Collected data
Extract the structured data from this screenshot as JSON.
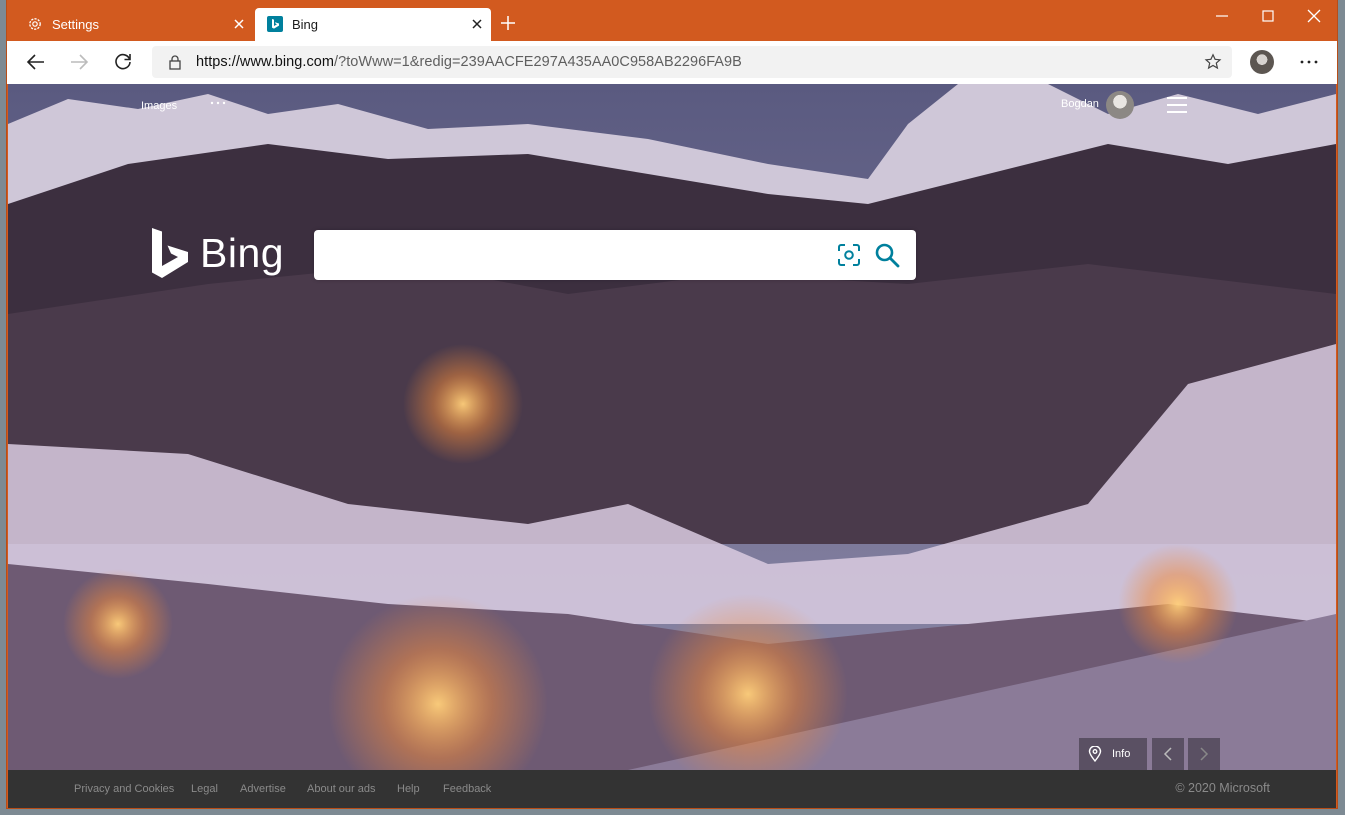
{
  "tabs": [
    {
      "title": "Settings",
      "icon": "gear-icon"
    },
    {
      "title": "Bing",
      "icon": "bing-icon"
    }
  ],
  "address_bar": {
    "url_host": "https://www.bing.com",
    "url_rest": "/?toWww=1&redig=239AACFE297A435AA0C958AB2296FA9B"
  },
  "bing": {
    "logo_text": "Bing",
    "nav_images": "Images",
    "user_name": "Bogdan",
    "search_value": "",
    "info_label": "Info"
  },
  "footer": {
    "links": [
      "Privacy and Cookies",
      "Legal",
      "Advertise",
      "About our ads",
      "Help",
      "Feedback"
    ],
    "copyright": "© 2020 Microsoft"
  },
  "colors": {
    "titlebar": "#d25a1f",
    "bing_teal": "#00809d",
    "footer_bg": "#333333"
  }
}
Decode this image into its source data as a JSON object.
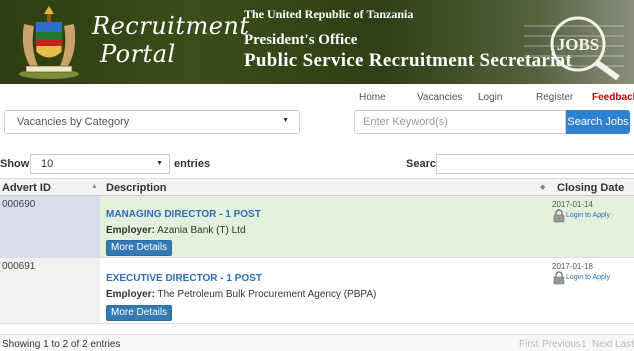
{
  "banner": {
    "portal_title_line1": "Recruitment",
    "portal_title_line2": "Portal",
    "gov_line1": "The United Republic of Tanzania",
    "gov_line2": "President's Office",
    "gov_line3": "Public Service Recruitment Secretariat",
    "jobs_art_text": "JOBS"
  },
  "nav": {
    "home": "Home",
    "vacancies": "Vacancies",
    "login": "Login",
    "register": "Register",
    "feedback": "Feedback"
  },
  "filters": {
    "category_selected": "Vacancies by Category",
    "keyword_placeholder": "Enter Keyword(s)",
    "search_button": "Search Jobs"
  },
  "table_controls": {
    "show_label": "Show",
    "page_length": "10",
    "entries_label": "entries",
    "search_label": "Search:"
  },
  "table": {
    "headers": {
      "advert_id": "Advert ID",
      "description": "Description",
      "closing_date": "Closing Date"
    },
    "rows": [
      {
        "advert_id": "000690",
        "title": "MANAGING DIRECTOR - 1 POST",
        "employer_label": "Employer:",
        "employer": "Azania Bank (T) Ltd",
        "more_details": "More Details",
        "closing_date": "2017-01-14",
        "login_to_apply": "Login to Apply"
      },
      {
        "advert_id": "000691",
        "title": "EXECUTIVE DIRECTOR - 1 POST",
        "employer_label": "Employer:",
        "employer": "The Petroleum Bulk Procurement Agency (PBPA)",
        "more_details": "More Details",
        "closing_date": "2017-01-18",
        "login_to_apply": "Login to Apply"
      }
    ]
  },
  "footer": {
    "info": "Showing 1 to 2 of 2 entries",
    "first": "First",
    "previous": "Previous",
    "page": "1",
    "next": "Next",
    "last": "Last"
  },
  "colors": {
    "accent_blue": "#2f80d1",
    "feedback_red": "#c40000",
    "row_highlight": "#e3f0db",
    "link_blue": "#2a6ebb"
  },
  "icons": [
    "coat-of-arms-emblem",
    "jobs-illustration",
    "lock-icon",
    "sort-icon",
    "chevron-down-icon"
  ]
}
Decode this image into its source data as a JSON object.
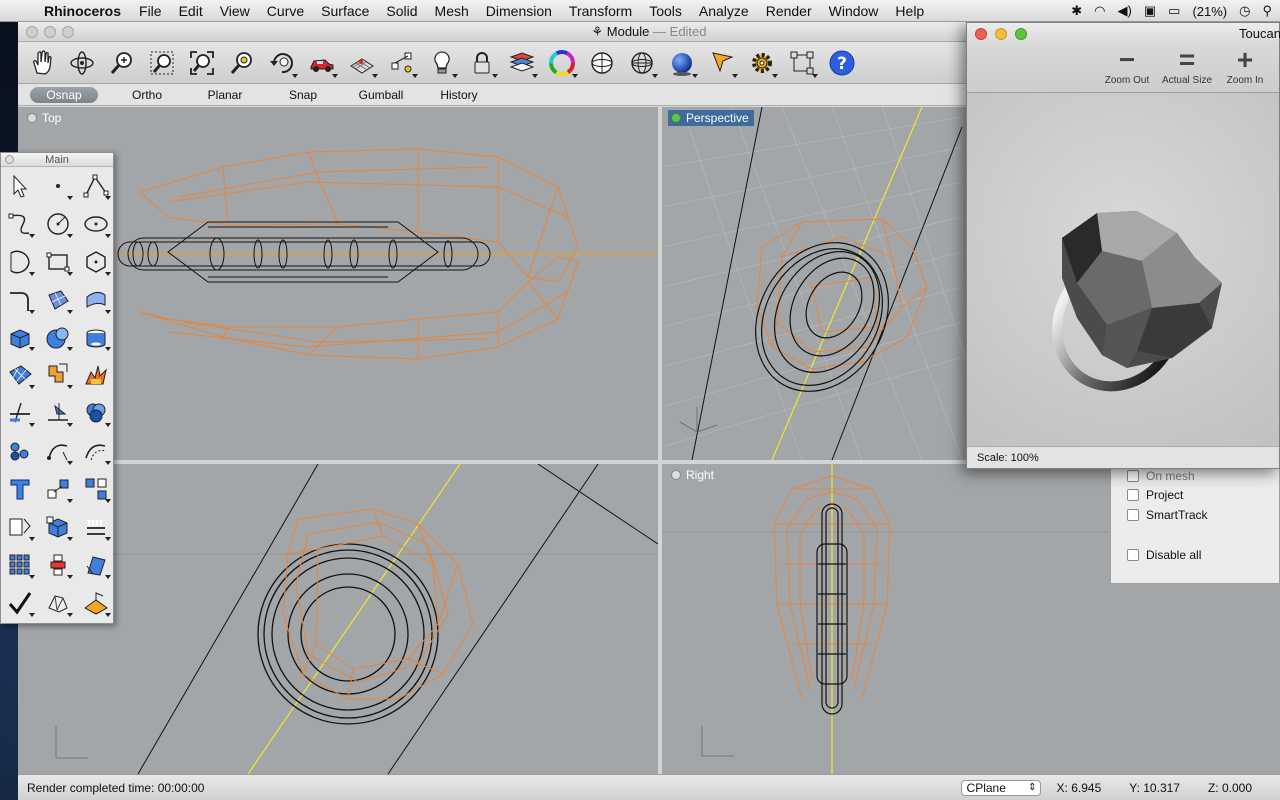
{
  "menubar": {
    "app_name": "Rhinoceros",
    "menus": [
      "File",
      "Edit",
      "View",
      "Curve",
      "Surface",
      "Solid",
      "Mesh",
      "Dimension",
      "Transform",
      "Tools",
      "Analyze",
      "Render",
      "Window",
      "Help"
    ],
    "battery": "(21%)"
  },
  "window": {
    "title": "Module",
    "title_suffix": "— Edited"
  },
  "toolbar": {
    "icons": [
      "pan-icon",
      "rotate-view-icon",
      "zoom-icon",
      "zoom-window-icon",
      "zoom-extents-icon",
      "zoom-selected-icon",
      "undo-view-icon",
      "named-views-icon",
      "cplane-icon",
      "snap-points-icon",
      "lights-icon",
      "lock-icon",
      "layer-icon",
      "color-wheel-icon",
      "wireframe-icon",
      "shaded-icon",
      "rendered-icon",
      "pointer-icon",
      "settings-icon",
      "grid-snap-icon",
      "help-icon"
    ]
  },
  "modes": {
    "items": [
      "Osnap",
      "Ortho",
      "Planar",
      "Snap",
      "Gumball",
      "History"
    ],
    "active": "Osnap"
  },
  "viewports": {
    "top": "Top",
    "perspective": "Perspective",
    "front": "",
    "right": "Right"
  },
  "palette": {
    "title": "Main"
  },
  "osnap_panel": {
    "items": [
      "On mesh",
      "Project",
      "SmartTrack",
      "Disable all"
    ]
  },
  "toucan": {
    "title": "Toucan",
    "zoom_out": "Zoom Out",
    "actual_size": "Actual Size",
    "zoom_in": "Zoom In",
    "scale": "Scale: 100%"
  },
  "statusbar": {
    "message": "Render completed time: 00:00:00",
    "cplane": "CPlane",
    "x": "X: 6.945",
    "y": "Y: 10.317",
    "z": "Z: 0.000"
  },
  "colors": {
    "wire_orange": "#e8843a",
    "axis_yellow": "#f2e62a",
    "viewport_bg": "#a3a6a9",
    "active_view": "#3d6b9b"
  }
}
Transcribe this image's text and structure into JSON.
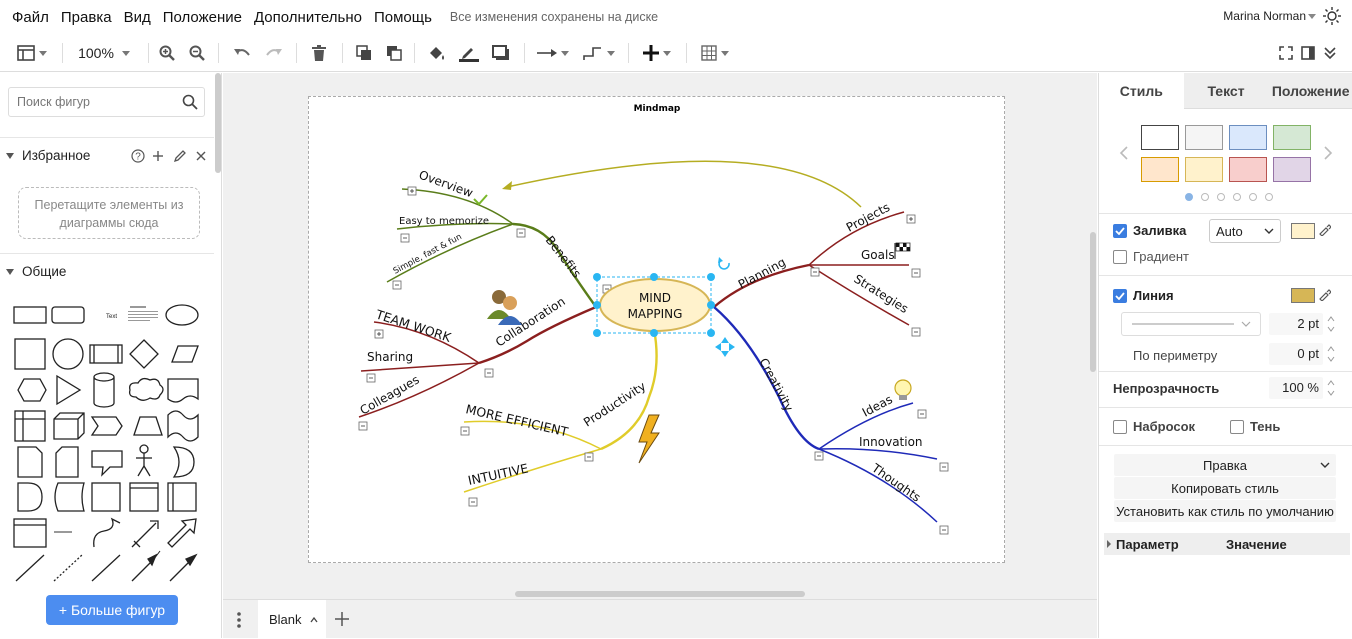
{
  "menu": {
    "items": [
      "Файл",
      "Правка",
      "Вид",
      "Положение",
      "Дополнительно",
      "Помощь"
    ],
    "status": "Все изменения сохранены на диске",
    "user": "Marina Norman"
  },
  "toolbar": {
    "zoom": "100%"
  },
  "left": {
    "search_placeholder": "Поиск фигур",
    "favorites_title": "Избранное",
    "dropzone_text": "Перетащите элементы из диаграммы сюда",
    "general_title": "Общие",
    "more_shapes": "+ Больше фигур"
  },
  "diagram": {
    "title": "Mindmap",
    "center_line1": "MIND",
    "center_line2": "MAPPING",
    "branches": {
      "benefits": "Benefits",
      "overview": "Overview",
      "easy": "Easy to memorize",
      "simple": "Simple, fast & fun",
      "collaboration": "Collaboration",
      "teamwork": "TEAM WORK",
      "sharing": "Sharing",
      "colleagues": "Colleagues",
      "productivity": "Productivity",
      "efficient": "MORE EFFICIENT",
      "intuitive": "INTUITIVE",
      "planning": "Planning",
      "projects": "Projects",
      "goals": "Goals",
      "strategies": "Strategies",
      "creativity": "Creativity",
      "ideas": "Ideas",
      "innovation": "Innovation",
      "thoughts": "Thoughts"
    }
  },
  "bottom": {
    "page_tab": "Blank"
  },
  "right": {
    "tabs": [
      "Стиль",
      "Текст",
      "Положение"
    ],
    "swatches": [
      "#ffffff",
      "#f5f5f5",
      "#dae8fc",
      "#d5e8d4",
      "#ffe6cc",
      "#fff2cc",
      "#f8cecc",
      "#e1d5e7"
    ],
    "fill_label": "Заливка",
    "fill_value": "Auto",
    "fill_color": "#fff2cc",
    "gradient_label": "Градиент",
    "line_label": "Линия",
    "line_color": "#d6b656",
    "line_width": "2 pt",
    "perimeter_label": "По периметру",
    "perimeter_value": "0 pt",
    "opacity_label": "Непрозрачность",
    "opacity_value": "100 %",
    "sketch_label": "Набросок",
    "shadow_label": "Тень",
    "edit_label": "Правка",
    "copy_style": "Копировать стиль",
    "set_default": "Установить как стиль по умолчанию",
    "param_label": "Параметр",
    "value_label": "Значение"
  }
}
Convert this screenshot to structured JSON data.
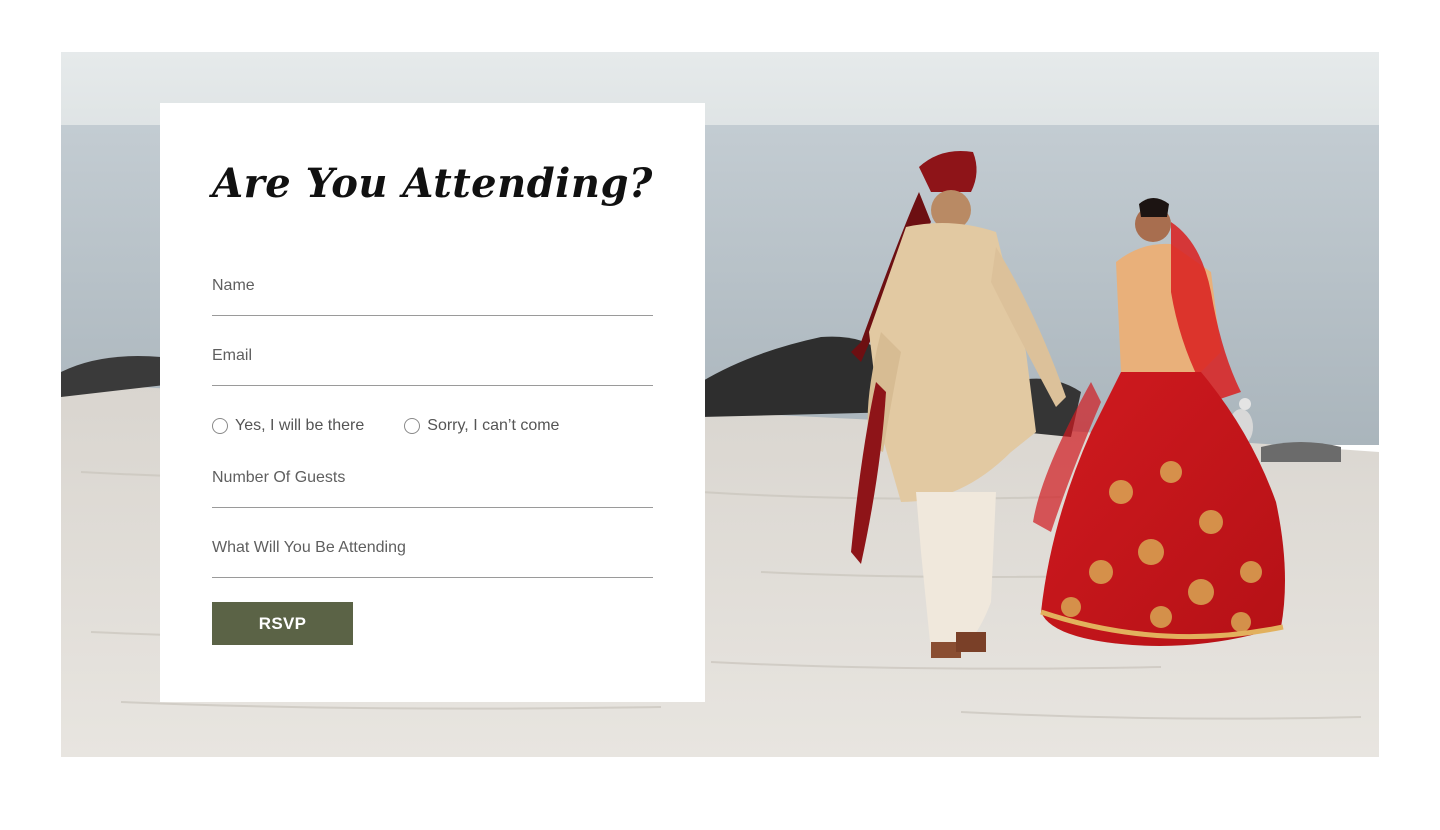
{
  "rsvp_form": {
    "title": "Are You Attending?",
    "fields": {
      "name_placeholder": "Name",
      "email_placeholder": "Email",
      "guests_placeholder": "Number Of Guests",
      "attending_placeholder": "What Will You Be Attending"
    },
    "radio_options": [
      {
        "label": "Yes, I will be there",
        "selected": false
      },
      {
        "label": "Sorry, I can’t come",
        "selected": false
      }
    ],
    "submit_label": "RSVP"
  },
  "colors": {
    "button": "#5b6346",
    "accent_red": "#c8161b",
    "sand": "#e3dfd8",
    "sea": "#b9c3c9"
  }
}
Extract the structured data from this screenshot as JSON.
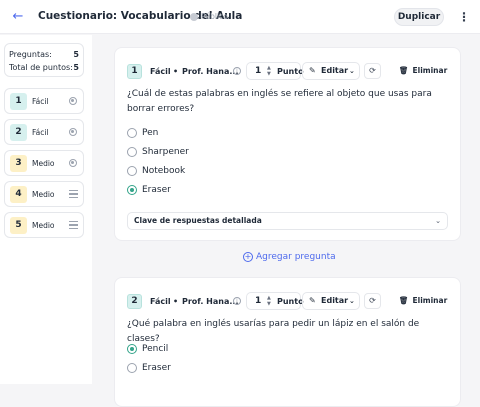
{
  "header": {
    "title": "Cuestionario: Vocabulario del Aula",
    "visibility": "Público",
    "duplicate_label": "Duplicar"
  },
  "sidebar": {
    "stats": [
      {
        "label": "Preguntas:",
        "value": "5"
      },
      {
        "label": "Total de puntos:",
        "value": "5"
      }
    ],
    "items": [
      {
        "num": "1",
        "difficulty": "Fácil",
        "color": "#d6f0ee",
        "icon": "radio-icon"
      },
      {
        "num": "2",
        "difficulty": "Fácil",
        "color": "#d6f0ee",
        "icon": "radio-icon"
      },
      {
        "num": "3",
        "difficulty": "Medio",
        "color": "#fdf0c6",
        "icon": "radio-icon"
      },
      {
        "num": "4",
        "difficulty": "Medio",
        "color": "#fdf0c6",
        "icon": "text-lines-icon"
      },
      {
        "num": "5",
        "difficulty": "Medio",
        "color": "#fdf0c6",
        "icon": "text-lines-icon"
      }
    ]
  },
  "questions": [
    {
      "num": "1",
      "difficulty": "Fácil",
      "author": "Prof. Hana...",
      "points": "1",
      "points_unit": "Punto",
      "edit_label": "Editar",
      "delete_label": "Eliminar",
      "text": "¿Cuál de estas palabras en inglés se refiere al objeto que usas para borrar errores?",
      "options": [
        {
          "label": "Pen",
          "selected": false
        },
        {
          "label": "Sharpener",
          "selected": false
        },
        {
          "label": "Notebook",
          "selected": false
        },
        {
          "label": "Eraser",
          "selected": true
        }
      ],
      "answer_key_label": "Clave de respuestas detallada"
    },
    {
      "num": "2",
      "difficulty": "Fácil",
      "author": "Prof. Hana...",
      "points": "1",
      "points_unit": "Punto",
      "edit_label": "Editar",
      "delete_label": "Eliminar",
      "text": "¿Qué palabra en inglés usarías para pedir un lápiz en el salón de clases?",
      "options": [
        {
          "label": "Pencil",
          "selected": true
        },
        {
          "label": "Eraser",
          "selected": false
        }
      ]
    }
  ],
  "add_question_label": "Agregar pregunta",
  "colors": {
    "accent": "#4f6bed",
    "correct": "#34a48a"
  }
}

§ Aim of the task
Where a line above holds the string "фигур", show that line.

§ Response
    "search_placeholder": "Поиск фигур",
    "more_shapes": "+ Больше фигур"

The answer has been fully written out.